> Work to be completed: Search the listing below for "连接到数据库". Copy each matching line.

******************************

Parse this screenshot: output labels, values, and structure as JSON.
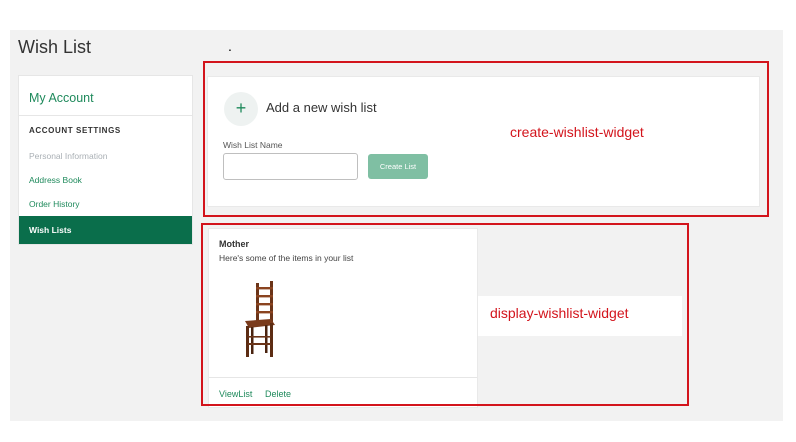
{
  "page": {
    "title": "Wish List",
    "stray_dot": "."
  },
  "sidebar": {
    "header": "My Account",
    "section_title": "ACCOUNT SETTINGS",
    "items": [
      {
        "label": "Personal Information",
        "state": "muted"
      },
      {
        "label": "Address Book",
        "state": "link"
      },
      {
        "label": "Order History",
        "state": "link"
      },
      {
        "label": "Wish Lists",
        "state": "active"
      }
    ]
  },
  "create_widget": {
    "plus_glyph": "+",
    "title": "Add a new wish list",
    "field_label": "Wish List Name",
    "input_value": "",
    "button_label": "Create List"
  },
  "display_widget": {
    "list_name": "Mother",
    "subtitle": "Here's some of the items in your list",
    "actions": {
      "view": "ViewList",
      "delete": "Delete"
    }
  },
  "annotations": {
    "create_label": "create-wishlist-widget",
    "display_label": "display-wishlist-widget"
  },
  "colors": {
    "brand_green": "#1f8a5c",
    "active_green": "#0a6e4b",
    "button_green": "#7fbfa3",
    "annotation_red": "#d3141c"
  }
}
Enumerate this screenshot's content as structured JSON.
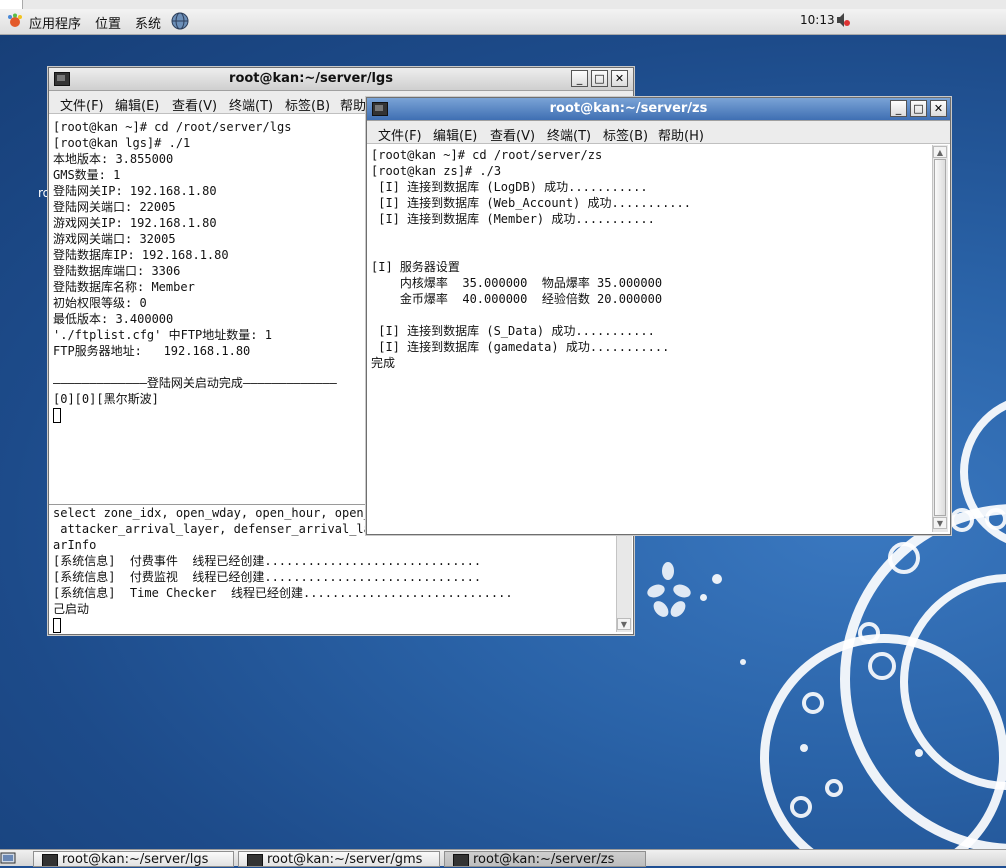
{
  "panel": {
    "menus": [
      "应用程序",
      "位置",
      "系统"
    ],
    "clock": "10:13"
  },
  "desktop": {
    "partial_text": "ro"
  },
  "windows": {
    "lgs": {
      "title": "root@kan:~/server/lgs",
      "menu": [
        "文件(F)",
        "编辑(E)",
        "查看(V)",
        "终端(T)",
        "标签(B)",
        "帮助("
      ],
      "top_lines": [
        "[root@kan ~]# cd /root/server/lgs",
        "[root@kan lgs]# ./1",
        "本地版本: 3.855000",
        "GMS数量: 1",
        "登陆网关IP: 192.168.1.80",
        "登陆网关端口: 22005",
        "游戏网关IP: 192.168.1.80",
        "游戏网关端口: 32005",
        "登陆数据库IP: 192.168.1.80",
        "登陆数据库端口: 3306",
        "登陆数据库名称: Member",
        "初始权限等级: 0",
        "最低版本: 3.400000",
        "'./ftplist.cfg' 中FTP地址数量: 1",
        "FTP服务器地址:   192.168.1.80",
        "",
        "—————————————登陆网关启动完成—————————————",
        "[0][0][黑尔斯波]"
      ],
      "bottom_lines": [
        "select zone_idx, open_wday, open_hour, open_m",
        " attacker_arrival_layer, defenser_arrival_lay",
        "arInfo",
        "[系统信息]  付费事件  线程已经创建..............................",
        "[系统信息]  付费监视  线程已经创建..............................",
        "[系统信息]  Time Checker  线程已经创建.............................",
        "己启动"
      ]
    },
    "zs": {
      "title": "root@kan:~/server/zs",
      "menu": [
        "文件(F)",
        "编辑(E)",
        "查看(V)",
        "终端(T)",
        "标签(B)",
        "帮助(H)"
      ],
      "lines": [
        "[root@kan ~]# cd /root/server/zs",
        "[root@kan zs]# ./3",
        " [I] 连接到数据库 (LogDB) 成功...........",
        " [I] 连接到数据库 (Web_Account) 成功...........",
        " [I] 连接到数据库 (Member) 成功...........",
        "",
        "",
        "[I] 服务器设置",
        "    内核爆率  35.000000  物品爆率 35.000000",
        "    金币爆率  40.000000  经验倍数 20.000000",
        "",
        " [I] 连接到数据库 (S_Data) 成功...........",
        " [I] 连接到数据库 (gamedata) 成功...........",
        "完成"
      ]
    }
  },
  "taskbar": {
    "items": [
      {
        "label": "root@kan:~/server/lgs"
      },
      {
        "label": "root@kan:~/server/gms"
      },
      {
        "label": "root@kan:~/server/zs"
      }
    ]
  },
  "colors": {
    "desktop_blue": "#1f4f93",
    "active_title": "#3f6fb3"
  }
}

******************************

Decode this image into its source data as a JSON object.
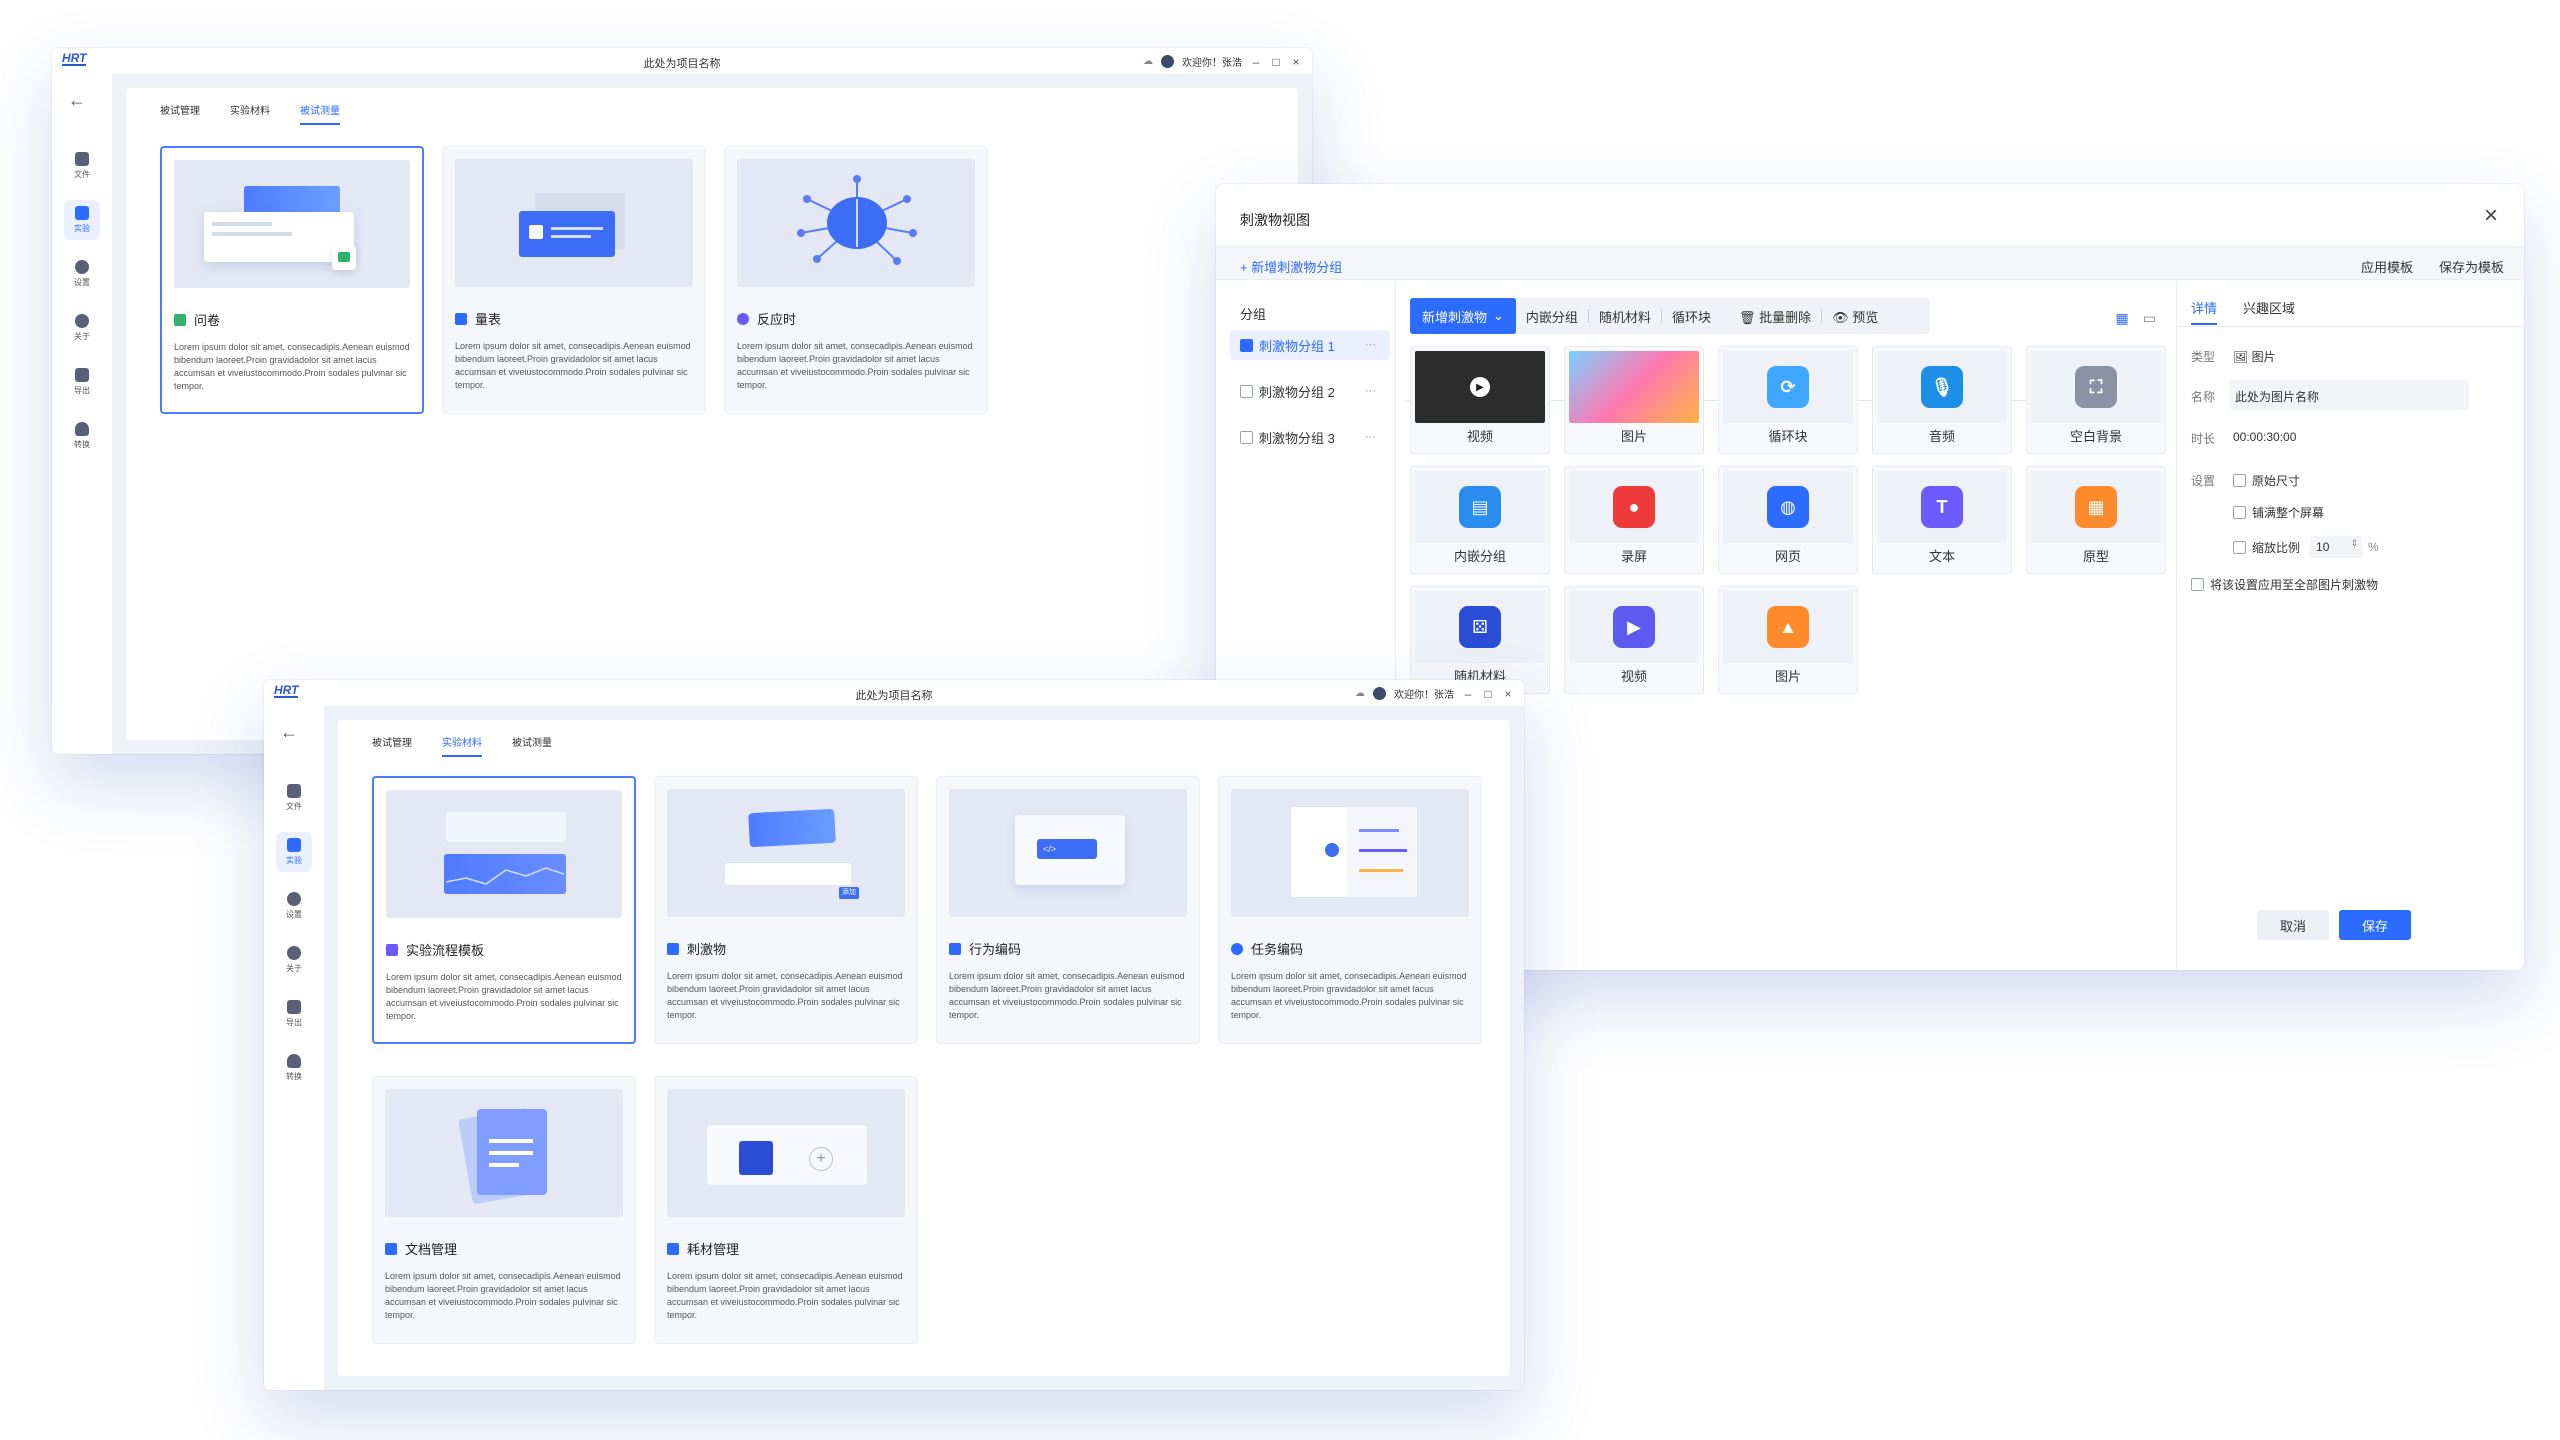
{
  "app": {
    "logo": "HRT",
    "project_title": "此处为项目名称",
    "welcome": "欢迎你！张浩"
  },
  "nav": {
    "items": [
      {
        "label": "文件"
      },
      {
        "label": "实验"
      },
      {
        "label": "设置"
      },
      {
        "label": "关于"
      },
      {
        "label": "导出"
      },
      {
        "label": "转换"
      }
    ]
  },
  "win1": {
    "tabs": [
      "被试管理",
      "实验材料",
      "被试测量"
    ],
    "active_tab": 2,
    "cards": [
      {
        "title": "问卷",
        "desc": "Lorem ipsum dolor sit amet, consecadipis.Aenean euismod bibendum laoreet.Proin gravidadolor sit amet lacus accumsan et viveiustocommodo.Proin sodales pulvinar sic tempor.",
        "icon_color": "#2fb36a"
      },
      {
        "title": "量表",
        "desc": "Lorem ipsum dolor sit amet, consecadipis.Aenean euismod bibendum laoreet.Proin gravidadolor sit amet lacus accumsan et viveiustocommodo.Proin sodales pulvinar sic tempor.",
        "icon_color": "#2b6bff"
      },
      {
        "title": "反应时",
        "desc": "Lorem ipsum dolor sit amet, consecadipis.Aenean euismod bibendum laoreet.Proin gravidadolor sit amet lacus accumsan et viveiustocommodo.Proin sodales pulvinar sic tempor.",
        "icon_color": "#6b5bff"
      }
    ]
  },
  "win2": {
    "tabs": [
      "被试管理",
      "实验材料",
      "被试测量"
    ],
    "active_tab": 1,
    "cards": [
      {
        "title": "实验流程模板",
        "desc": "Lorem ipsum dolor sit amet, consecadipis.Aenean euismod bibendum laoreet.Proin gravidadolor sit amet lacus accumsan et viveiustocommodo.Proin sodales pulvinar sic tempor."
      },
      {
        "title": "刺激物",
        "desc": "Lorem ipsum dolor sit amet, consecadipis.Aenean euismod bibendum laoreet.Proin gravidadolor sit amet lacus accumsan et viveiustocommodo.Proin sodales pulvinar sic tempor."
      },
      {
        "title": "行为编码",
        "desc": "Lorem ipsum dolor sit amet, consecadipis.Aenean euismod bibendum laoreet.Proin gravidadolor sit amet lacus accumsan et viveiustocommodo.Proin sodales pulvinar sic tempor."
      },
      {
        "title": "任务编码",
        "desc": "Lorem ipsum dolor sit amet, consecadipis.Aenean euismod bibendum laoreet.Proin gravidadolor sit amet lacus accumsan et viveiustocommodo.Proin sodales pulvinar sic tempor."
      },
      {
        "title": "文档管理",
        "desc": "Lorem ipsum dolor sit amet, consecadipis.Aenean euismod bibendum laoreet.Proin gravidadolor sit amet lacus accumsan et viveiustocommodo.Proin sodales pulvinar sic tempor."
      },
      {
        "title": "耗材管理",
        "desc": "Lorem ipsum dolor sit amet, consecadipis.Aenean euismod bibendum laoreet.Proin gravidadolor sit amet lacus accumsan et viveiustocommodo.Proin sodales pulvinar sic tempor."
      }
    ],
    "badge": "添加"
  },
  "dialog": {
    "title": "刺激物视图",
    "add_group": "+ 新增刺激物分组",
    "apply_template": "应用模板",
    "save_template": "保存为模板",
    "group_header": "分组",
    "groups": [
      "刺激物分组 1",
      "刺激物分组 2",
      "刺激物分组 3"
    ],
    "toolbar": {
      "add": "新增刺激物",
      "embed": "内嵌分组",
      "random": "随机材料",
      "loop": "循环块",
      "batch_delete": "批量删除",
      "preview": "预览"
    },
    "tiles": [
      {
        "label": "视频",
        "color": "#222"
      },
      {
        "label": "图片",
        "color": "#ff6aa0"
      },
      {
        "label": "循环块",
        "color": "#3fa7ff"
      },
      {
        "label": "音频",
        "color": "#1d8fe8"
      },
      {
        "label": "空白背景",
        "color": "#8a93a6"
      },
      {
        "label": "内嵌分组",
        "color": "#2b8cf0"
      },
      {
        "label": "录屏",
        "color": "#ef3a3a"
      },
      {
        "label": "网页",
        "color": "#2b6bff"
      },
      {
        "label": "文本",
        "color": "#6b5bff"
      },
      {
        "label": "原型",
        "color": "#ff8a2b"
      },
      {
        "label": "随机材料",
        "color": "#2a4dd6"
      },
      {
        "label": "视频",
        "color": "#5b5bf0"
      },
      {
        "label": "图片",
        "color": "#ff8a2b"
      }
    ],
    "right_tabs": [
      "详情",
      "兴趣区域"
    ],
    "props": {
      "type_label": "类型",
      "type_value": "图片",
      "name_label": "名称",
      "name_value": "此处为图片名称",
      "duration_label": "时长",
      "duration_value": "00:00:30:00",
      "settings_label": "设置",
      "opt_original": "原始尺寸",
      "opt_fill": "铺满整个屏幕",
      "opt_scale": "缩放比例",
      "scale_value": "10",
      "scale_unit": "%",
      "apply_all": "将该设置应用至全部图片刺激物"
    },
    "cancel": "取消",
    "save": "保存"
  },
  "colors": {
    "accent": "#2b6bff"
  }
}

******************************

> Answer space:
        " [I] 连接到数据库 (LogDB) 成功...........",
        " [I] 连接到数据库 (Web_Account) 成功...........",
        " [I] 连接到数据库 (Member) 成功...........",
        " [I] 连接到数据库 (S_Data) 成功...........",
        " [I] 连接到数据库 (gamedata) 成功...........",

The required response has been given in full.